[[ WORKING DATA open ]]

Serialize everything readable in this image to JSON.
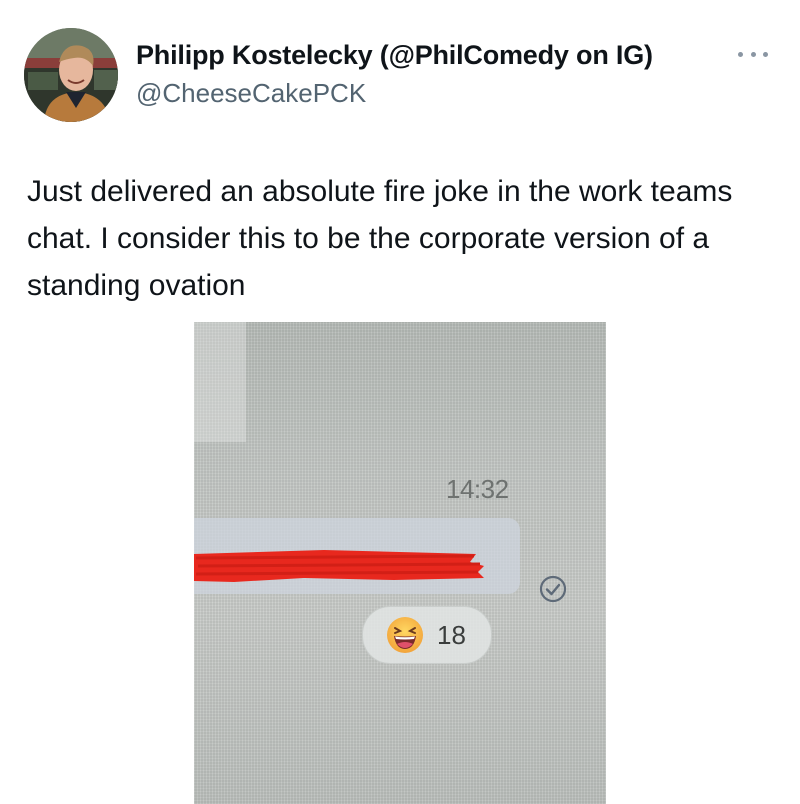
{
  "author": {
    "display_name": "Philipp Kostelecky (@PhilComedy on IG)",
    "handle": "@CheeseCakePCK",
    "avatar_icon": "profile-photo"
  },
  "more_icon": "more-horizontal-icon",
  "tweet": {
    "text": "Just delivered an absolute fire joke in the work teams chat. I consider this to be the corporate version of a standing ovation"
  },
  "media": {
    "message_time": "14:32",
    "message_redacted": true,
    "status_icon": "check-circle-icon",
    "reaction": {
      "emoji": "laughing-face-emoji",
      "count": "18"
    }
  },
  "colors": {
    "text_primary": "#0f1419",
    "text_secondary": "#536471",
    "redaction": "#e8281e"
  }
}
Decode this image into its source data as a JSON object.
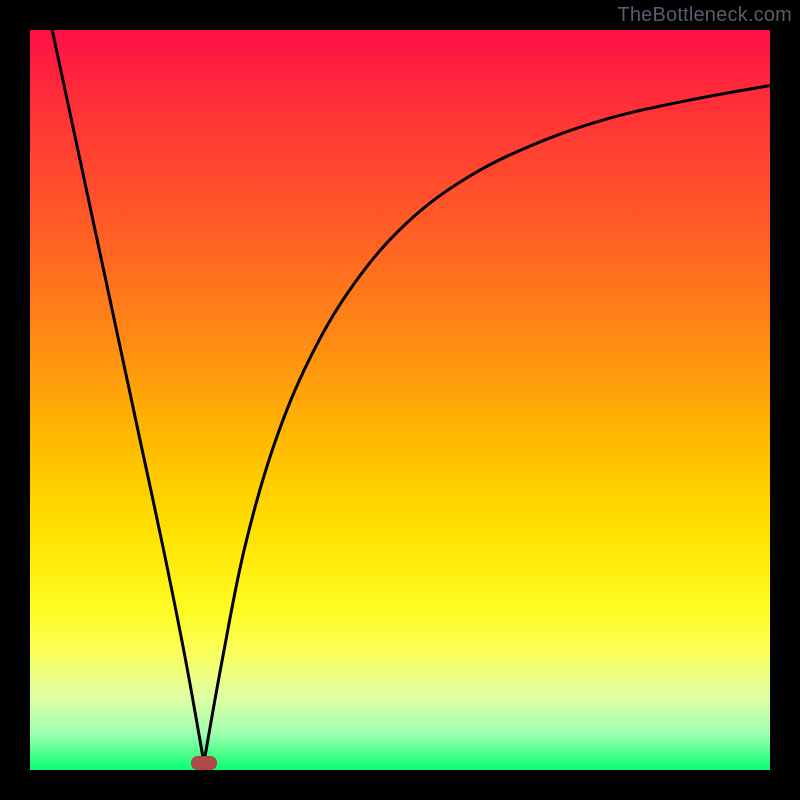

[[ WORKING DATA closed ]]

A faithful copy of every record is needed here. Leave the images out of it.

Serialize everything readable in this image to JSON.
{
  "author": {
    "display_name": "Philipp Kostelecky (@PhilComedy on IG)",
    "handle": "@CheeseCakePCK",
    "avatar_icon": "profile-photo"
  },
  "more_icon": "more-horizontal-icon",
  "tweet": {
    "text": "Just delivered an absolute fire joke in the work teams chat. I consider this to be the corporate version of a standing ovation"
  },
  "media": {
    "message_time": "14:32",
    "message_redacted": true,
    "status_icon": "check-circle-icon",
    "reaction": {
      "emoji": "laughing-face-emoji",
      "count": "18"
    }
  },
  "colors": {
    "text_primary": "#0f1419",
    "text_secondary": "#536471",
    "redaction": "#e8281e"
  }
}
Decode this image into its source data as a JSON object.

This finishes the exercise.